Dataset excerpts
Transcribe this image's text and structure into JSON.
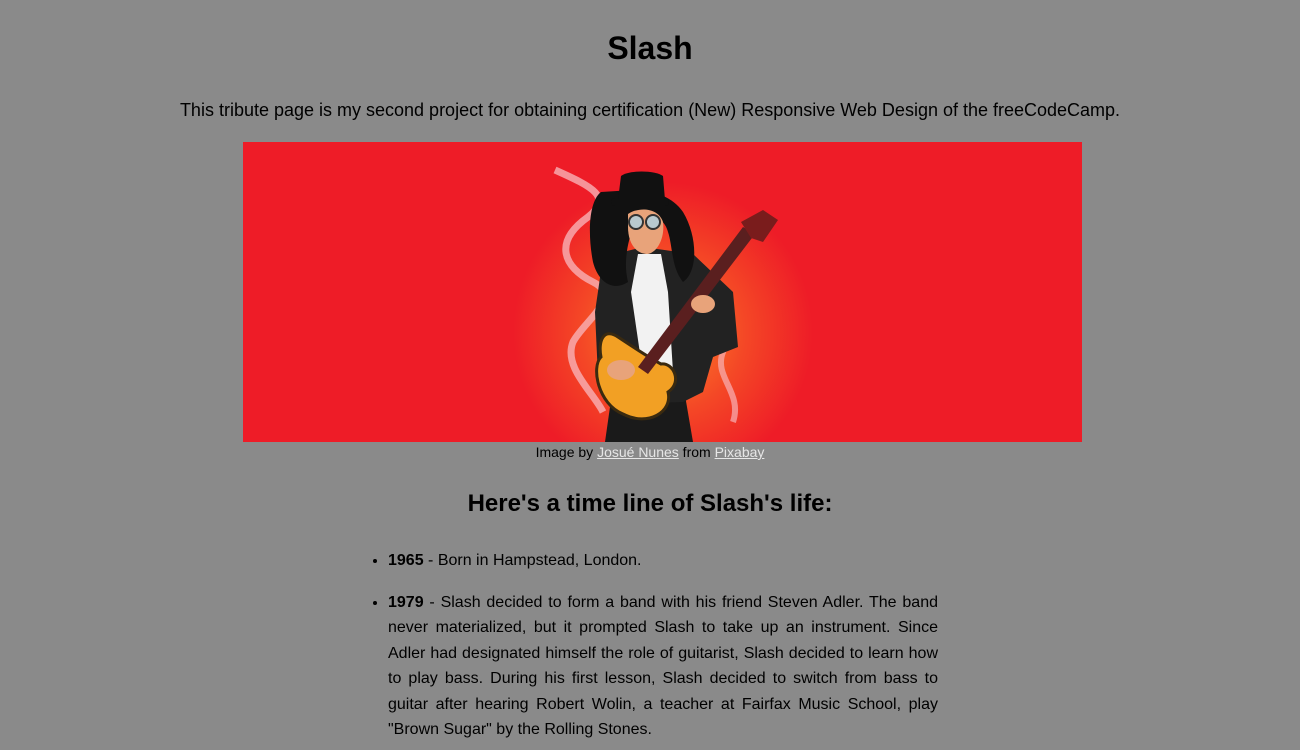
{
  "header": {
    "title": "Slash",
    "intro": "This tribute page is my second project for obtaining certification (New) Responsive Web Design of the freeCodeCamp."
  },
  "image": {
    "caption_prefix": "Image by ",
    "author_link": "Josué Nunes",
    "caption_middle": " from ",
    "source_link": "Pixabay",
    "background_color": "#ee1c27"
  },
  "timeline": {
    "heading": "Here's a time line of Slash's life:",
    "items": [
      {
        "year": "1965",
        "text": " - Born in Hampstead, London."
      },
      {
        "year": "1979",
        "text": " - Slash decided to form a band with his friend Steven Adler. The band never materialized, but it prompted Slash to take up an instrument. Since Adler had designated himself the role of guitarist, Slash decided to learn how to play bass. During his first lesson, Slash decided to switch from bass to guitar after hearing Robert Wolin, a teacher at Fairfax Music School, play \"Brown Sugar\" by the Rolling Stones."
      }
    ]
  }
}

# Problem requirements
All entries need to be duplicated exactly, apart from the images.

# Written reply
Transcribe this image's text and structure into JSON.
{
  "header": {
    "title": "Slash",
    "intro": "This tribute page is my second project for obtaining certification (New) Responsive Web Design of the freeCodeCamp."
  },
  "image": {
    "caption_prefix": "Image by ",
    "author_link": "Josué Nunes",
    "caption_middle": " from ",
    "source_link": "Pixabay",
    "background_color": "#ee1c27"
  },
  "timeline": {
    "heading": "Here's a time line of Slash's life:",
    "items": [
      {
        "year": "1965",
        "text": " - Born in Hampstead, London."
      },
      {
        "year": "1979",
        "text": " - Slash decided to form a band with his friend Steven Adler. The band never materialized, but it prompted Slash to take up an instrument. Since Adler had designated himself the role of guitarist, Slash decided to learn how to play bass. During his first lesson, Slash decided to switch from bass to guitar after hearing Robert Wolin, a teacher at Fairfax Music School, play \"Brown Sugar\" by the Rolling Stones."
      }
    ]
  }
}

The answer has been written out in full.